#### DATA IN THIS EXERCISE ####

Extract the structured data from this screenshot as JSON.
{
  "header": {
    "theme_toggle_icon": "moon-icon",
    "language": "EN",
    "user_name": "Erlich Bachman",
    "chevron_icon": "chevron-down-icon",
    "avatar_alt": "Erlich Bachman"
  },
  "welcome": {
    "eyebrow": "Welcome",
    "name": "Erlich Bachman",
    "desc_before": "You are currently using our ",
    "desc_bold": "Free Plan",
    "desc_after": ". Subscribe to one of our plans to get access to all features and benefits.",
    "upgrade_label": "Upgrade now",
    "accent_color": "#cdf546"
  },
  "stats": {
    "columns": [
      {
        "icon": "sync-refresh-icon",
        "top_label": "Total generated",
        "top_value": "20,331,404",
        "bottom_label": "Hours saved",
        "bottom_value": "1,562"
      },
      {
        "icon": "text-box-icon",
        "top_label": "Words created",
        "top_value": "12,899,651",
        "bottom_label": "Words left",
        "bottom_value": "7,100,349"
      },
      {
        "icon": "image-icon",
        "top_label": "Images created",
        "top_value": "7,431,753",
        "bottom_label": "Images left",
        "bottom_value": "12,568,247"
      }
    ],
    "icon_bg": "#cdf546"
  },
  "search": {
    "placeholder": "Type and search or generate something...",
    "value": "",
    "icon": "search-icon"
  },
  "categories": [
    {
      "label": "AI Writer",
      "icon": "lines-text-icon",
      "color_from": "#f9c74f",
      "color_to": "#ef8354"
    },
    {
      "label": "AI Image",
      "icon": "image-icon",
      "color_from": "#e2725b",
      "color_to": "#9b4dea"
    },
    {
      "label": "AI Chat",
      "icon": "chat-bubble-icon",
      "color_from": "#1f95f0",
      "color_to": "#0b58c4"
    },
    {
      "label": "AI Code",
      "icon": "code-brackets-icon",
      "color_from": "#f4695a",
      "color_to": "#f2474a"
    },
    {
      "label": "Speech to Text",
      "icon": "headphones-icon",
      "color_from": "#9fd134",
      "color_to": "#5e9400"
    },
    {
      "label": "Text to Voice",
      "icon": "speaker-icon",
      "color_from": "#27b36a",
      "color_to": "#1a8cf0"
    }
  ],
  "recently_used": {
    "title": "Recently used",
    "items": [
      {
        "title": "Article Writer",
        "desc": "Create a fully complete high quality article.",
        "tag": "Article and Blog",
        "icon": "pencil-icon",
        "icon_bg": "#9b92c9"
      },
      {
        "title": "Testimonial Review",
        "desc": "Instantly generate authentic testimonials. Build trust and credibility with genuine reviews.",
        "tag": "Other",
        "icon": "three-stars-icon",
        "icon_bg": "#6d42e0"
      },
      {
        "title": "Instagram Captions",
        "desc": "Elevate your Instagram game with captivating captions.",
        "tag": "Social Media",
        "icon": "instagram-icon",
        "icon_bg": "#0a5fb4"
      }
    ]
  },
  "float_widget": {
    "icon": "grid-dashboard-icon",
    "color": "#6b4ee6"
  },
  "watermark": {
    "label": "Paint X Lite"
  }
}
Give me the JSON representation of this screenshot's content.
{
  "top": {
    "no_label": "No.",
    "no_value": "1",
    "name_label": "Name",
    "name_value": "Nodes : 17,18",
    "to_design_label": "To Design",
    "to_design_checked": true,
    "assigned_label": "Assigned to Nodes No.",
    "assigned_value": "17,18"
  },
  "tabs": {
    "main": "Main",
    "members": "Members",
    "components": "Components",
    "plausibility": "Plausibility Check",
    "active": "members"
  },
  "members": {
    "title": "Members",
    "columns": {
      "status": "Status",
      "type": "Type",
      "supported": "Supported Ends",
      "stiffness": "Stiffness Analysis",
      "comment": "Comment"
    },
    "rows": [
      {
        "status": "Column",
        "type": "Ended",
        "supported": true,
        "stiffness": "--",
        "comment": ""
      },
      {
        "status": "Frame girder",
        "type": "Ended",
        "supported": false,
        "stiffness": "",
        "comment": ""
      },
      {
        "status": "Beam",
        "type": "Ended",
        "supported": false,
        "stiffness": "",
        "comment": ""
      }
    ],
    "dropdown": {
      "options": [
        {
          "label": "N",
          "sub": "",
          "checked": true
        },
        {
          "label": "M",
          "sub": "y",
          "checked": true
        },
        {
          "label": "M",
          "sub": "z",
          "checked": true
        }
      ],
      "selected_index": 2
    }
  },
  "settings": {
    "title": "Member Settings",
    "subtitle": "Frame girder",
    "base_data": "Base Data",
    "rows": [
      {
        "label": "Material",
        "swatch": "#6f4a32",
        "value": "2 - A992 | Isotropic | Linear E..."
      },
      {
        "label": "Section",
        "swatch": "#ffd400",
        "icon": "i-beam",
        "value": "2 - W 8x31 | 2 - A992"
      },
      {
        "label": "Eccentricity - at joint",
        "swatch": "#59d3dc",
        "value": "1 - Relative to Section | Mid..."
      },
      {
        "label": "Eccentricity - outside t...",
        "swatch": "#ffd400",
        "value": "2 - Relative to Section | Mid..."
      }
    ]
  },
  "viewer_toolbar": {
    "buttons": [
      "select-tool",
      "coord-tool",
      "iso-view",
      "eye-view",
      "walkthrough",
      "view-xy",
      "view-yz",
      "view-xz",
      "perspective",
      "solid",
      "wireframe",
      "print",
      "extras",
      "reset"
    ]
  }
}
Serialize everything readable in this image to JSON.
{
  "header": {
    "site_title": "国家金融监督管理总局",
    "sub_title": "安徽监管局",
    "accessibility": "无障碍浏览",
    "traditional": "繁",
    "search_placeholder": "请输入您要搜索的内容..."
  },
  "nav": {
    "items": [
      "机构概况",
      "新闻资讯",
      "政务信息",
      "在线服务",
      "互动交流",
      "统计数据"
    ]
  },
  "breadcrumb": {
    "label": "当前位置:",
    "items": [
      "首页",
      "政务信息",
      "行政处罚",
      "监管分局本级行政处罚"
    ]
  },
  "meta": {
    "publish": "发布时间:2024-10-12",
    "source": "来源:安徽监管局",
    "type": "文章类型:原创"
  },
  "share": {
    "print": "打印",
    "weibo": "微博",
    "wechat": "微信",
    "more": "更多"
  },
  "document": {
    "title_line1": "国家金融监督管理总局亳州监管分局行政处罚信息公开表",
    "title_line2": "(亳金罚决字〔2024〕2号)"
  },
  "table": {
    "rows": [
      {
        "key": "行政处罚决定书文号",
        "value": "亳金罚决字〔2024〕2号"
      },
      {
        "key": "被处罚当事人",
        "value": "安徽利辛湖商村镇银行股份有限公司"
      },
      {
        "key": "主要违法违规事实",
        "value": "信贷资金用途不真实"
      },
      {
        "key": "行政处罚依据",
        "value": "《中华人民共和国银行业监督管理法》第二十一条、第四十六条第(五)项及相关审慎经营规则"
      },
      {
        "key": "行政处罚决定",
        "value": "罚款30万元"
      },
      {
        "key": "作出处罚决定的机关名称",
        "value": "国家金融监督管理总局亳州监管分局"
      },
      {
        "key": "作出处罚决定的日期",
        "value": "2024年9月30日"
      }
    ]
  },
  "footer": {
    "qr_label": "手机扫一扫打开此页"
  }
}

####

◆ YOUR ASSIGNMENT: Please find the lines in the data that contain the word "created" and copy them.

◆ ANSWER TO THIS EXERCISE:
        "top_label": "Words created",
        "top_label": "Images created",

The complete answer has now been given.